Life for local Indonesian Dita Carey, a Pilates studio owner is summed up in her description of Jakarta, “Where else in the world can you enjoy the service offered to you in this city. You take a Silver Bird taxi and you are treated like a queen, or you have your own personal driver. It is so affordable to wine and dine at top class restaurants. Many of my friends have a massage lady regularly come to the home. The affordability to have staff makes life so easy. Jakarta comes alive at night. Some great nightclubs include Blowfish, Dragonfly, Bibliotheque, Immigrant and make sure you stop by the iconic B.A.T.S in the Shangri-La hotel. The International schools are excellent, the shopping, the amount of leisure time you can create by the fact you have staff makes life very easy here. Where else in the world can you have all this?”
Jakarta is also your gateway to exploring the rest of Indonesia. Bali and Lombok offer beautiful beaches, Sulawesi has some of the worlds most pristine diving, Sumatra has its unique and fascinating culture and Kalimantan allows you to come up close and personal with orangutans.

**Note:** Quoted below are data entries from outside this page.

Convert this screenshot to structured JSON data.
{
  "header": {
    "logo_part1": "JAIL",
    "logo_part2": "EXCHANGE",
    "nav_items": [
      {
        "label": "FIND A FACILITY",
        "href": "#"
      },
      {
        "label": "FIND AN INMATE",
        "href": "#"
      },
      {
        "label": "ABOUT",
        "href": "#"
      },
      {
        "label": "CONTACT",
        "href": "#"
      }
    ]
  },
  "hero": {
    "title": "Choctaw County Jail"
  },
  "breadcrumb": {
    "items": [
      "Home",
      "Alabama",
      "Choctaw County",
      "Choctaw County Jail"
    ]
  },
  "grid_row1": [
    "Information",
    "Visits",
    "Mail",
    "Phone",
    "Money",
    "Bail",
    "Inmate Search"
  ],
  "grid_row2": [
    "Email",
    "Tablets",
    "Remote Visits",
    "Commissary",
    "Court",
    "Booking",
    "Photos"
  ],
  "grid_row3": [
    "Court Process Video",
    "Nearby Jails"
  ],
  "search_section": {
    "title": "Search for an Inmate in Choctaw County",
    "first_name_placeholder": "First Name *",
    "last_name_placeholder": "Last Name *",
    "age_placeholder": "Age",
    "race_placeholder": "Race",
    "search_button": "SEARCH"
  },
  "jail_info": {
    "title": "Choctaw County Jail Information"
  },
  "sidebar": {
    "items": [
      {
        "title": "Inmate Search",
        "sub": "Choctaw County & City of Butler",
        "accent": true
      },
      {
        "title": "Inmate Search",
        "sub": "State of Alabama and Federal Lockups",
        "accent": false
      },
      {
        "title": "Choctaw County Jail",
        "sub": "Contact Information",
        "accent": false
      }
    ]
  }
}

So how do you ease into Jakarta? As New Zealander, Vicky Keenan explains, “Take your time. Observe the differences and don’t expect the way of life here to be the same as where you come from. Go with the flow, learn the language, learn the etiquette of gentle communication, polite good mornings and always smile.”
Photos by David Metcalf
Pelabuhan Ratu – Beachside resort area. 4 hrs drive from Jakarta. Surf, black sand and relaxation.
Bandung – Mountain Scenery, cool climate, Factory Outlet shopping. 2.5 hours drive from Jakarta.
Thousand Islands – many choices of islands to stay. Snorkeling, diving and beautiful sunsets. 1.5 hours from Jakarta harbour area.
Bali – only 1.5 hours flight from Jakarta. Beaches and Top Class Resorts. Visit Ubud (art centre) in the mountains – 45 minutes from Denpasar.
Kalimantan – Camp Leakey Orangutan Sanctuary. Take an Indonesian Houseboat (klotok) into the Tanjung Putting National Park. A memorable trip – well worth it.
Sumatra – Lake Toba is very beautiful. Stay on Samosir Island in the middle of the lake. The ethnic Batak people are Christian and very friendly.
Sulawesi – Tana Toraja – A unique culture set in beautiful mountain scenery. Famous for elaborate burial rites and ancient traditions still practiced today.
Komodo Island – Visit the prehistoric Komodo dragons. 7 day sailing trips (on a traditional schooner) out of Benoa Harbour, Bali including snorkeling, beautiful volcano scenery and cruising through the remote Lesser Sunda Islands.